[Page and application data records]
○ ○ ○ ○ ○ ○ ○
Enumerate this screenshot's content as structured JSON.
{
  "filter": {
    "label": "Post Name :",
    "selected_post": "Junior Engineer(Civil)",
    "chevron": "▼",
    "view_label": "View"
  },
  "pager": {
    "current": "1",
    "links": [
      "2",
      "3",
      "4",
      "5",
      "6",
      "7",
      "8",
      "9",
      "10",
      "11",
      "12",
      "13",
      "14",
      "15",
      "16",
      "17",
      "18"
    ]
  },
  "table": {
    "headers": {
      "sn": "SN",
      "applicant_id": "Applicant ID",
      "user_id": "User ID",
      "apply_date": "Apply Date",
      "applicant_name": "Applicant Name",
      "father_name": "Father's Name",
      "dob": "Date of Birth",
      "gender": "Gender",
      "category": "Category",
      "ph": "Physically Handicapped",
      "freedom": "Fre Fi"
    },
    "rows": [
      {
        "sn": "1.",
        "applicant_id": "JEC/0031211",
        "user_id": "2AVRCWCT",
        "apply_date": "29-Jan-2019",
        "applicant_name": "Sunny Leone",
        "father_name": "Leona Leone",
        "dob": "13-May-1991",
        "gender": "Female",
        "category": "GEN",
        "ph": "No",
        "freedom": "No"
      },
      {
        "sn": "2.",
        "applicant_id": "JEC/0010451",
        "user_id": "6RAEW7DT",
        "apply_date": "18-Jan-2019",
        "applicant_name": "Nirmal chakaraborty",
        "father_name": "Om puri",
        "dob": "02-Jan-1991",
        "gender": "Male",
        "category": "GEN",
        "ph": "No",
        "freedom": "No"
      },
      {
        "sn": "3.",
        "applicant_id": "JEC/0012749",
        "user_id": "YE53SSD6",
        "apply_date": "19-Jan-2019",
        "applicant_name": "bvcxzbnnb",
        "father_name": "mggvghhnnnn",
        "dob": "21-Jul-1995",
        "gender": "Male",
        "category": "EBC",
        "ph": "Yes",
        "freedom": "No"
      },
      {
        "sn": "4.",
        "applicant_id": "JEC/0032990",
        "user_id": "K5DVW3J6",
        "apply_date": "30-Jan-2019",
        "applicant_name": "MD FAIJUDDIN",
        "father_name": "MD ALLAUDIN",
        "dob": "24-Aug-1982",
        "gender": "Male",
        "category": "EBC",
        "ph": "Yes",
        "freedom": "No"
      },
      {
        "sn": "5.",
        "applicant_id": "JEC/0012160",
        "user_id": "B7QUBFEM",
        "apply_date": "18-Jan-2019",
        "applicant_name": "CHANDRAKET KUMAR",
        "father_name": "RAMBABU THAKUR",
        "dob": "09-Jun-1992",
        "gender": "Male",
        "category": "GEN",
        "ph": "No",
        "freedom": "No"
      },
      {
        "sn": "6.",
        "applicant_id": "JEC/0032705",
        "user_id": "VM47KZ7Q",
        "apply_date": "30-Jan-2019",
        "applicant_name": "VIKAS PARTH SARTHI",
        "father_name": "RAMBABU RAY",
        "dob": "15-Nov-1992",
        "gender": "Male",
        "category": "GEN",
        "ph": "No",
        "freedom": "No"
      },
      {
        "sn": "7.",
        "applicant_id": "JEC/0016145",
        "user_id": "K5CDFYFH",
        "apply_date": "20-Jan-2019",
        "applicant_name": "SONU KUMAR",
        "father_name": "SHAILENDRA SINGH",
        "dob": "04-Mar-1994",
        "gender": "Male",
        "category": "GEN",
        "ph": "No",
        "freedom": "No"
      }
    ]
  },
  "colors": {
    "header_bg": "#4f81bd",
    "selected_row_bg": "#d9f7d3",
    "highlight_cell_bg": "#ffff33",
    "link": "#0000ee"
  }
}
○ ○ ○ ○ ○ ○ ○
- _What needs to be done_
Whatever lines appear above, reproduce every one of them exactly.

- _Exercise solution_
Enumerate this screenshot's content as structured JSON.
{
  "filter": {
    "label": "Post Name :",
    "selected_post": "Junior Engineer(Civil)",
    "chevron": "▼",
    "view_label": "View"
  },
  "pager": {
    "current": "1",
    "links": [
      "2",
      "3",
      "4",
      "5",
      "6",
      "7",
      "8",
      "9",
      "10",
      "11",
      "12",
      "13",
      "14",
      "15",
      "16",
      "17",
      "18"
    ]
  },
  "table": {
    "headers": {
      "sn": "SN",
      "applicant_id": "Applicant ID",
      "user_id": "User ID",
      "apply_date": "Apply Date",
      "applicant_name": "Applicant Name",
      "father_name": "Father's Name",
      "dob": "Date of Birth",
      "gender": "Gender",
      "category": "Category",
      "ph": "Physically Handicapped",
      "freedom": "Fre Fi"
    },
    "rows": [
      {
        "sn": "1.",
        "applicant_id": "JEC/0031211",
        "user_id": "2AVRCWCT",
        "apply_date": "29-Jan-2019",
        "applicant_name": "Sunny Leone",
        "father_name": "Leona Leone",
        "dob": "13-May-1991",
        "gender": "Female",
        "category": "GEN",
        "ph": "No",
        "freedom": "No"
      },
      {
        "sn": "2.",
        "applicant_id": "JEC/0010451",
        "user_id": "6RAEW7DT",
        "apply_date": "18-Jan-2019",
        "applicant_name": "Nirmal chakaraborty",
        "father_name": "Om puri",
        "dob": "02-Jan-1991",
        "gender": "Male",
        "category": "GEN",
        "ph": "No",
        "freedom": "No"
      },
      {
        "sn": "3.",
        "applicant_id": "JEC/0012749",
        "user_id": "YE53SSD6",
        "apply_date": "19-Jan-2019",
        "applicant_name": "bvcxzbnnb",
        "father_name": "mggvghhnnnn",
        "dob": "21-Jul-1995",
        "gender": "Male",
        "category": "EBC",
        "ph": "Yes",
        "freedom": "No"
      },
      {
        "sn": "4.",
        "applicant_id": "JEC/0032990",
        "user_id": "K5DVW3J6",
        "apply_date": "30-Jan-2019",
        "applicant_name": "MD FAIJUDDIN",
        "father_name": "MD ALLAUDIN",
        "dob": "24-Aug-1982",
        "gender": "Male",
        "category": "EBC",
        "ph": "Yes",
        "freedom": "No"
      },
      {
        "sn": "5.",
        "applicant_id": "JEC/0012160",
        "user_id": "B7QUBFEM",
        "apply_date": "18-Jan-2019",
        "applicant_name": "CHANDRAKET KUMAR",
        "father_name": "RAMBABU THAKUR",
        "dob": "09-Jun-1992",
        "gender": "Male",
        "category": "GEN",
        "ph": "No",
        "freedom": "No"
      },
      {
        "sn": "6.",
        "applicant_id": "JEC/0032705",
        "user_id": "VM47KZ7Q",
        "apply_date": "30-Jan-2019",
        "applicant_name": "VIKAS PARTH SARTHI",
        "father_name": "RAMBABU RAY",
        "dob": "15-Nov-1992",
        "gender": "Male",
        "category": "GEN",
        "ph": "No",
        "freedom": "No"
      },
      {
        "sn": "7.",
        "applicant_id": "JEC/0016145",
        "user_id": "K5CDFYFH",
        "apply_date": "20-Jan-2019",
        "applicant_name": "SONU KUMAR",
        "father_name": "SHAILENDRA SINGH",
        "dob": "04-Mar-1994",
        "gender": "Male",
        "category": "GEN",
        "ph": "No",
        "freedom": "No"
      }
    ]
  },
  "colors": {
    "header_bg": "#4f81bd",
    "selected_row_bg": "#d9f7d3",
    "highlight_cell_bg": "#ffff33",
    "link": "#0000ee"
  }
}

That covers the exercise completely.